About this task
Please restate each entry word for word and leave the pictures out.

Records for this task
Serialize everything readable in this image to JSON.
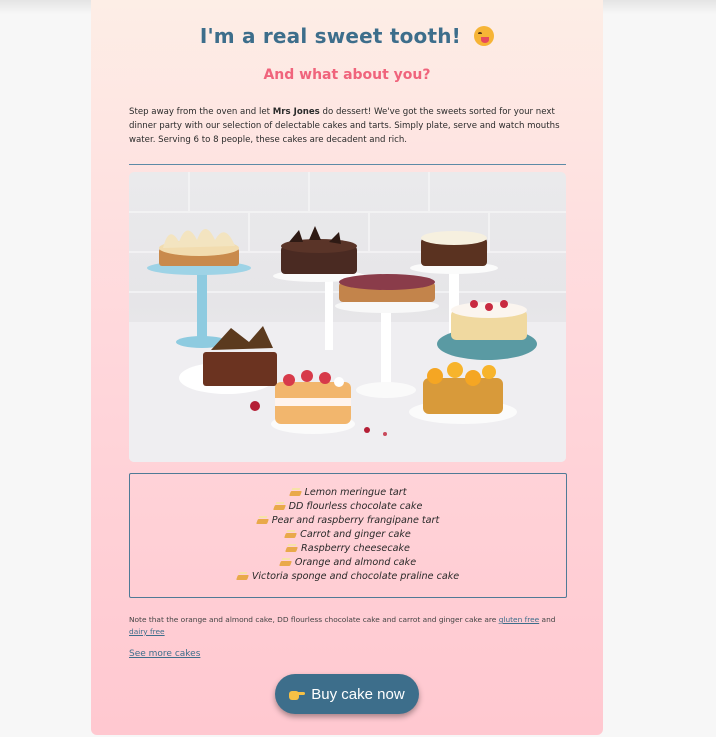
{
  "header": {
    "title": "I'm a real sweet tooth!",
    "title_emoji": "face-savoring-food-icon",
    "subtitle": "And what about you?"
  },
  "intro": {
    "before_name": "Step away from the oven and let ",
    "brand": "Mrs Jones",
    "after_name": " do dessert! We've got the sweets sorted for your next dinner party with our selection of delectable cakes and tarts. Simply plate, serve and watch mouths water. Serving 6 to 8 people, these cakes are decadent and rich."
  },
  "photo": {
    "description_icon": "cakes-photo"
  },
  "menu": {
    "icon": "cake-slice-icon",
    "items": [
      "Lemon meringue tart",
      "DD flourless chocolate cake",
      "Pear and raspberry frangipane tart",
      "Carrot and ginger cake",
      "Raspberry cheesecake",
      "Orange and almond cake",
      "Victoria sponge and chocolate praline cake"
    ]
  },
  "note": {
    "text": "Note that the orange and almond cake, DD flourless chocolate cake and carrot and ginger cake are ",
    "link1": "gluten free",
    "joiner": " and ",
    "link2": "dairy free"
  },
  "links": {
    "see_more": "See more cakes"
  },
  "cta": {
    "label": "Buy cake now",
    "icon": "pointing-hand-icon"
  },
  "colors": {
    "accent": "#3d6e8b",
    "subtitle": "#f0647c",
    "card_top": "#fdeee6",
    "card_bottom": "#ffc8d0"
  }
}
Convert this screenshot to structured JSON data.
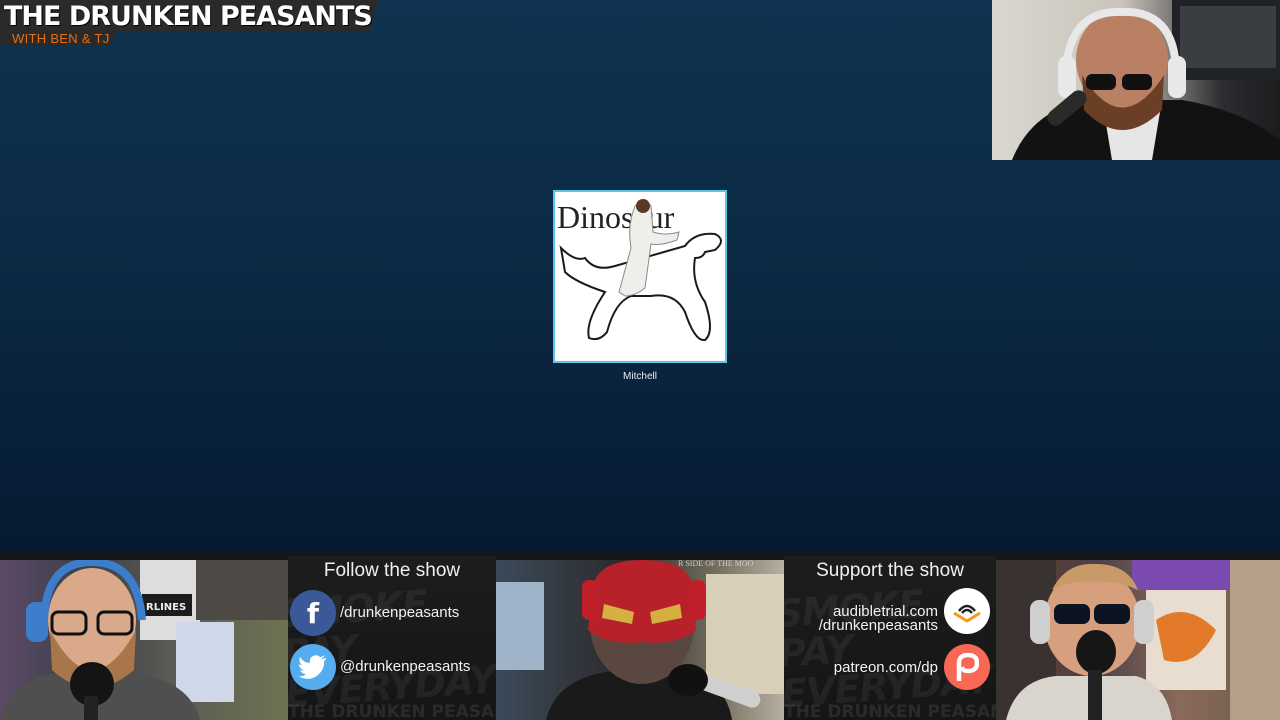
{
  "show": {
    "title": "THE DRUNKEN PEASANTS",
    "subtitle": "WITH BEN & TJ"
  },
  "call": {
    "participant_name": "Mitchell",
    "participant_avatar_text": "Dinosaur"
  },
  "follow_panel": {
    "heading": "Follow the show",
    "facebook": "/drunkenpeasants",
    "twitter": "@drunkenpeasants",
    "watermark": "SMOKE PAY EVERYDAY",
    "footer": "THE DRUNKEN PEASANTS"
  },
  "support_panel": {
    "heading": "Support the show",
    "audible_line1": "audibletrial.com",
    "audible_line2": "/drunkenpeasants",
    "patreon": "patreon.com/dp",
    "watermark": "SMOKE PAY EVERYDAY",
    "footer": "THE DRUNKEN PEASANTS"
  },
  "webcams": {
    "left_poster_text": "RLINES",
    "mid_poster_text": "R SIDE OF THE MOO"
  },
  "colors": {
    "accent_border": "#5bc7e6",
    "logo_subtitle": "#e0701a",
    "facebook": "#3b5998",
    "twitter": "#55acee",
    "patreon": "#f96854"
  }
}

Exercise response
Serialize everything readable in this image to JSON.
{
  "header": {
    "title": "I'm a real sweet tooth!",
    "title_emoji": "face-savoring-food-icon",
    "subtitle": "And what about you?"
  },
  "intro": {
    "before_name": "Step away from the oven and let ",
    "brand": "Mrs Jones",
    "after_name": " do dessert! We've got the sweets sorted for your next dinner party with our selection of delectable cakes and tarts. Simply plate, serve and watch mouths water. Serving 6 to 8 people, these cakes are decadent and rich."
  },
  "photo": {
    "description_icon": "cakes-photo"
  },
  "menu": {
    "icon": "cake-slice-icon",
    "items": [
      "Lemon meringue tart",
      "DD flourless chocolate cake",
      "Pear and raspberry frangipane tart",
      "Carrot and ginger cake",
      "Raspberry cheesecake",
      "Orange and almond cake",
      "Victoria sponge and chocolate praline cake"
    ]
  },
  "note": {
    "text": "Note that the orange and almond cake, DD flourless chocolate cake and carrot and ginger cake are ",
    "link1": "gluten free",
    "joiner": " and ",
    "link2": "dairy free"
  },
  "links": {
    "see_more": "See more cakes"
  },
  "cta": {
    "label": "Buy cake now",
    "icon": "pointing-hand-icon"
  },
  "colors": {
    "accent": "#3d6e8b",
    "subtitle": "#f0647c",
    "card_top": "#fdeee6",
    "card_bottom": "#ffc8d0"
  }
}
Convert this screenshot to structured JSON data.
{
  "show": {
    "title": "THE DRUNKEN PEASANTS",
    "subtitle": "WITH BEN & TJ"
  },
  "call": {
    "participant_name": "Mitchell",
    "participant_avatar_text": "Dinosaur"
  },
  "follow_panel": {
    "heading": "Follow the show",
    "facebook": "/drunkenpeasants",
    "twitter": "@drunkenpeasants",
    "watermark": "SMOKE PAY EVERYDAY",
    "footer": "THE DRUNKEN PEASANTS"
  },
  "support_panel": {
    "heading": "Support the show",
    "audible_line1": "audibletrial.com",
    "audible_line2": "/drunkenpeasants",
    "patreon": "patreon.com/dp",
    "watermark": "SMOKE PAY EVERYDAY",
    "footer": "THE DRUNKEN PEASANTS"
  },
  "webcams": {
    "left_poster_text": "RLINES",
    "mid_poster_text": "R SIDE OF THE MOO"
  },
  "colors": {
    "accent_border": "#5bc7e6",
    "logo_subtitle": "#e0701a",
    "facebook": "#3b5998",
    "twitter": "#55acee",
    "patreon": "#f96854"
  }
}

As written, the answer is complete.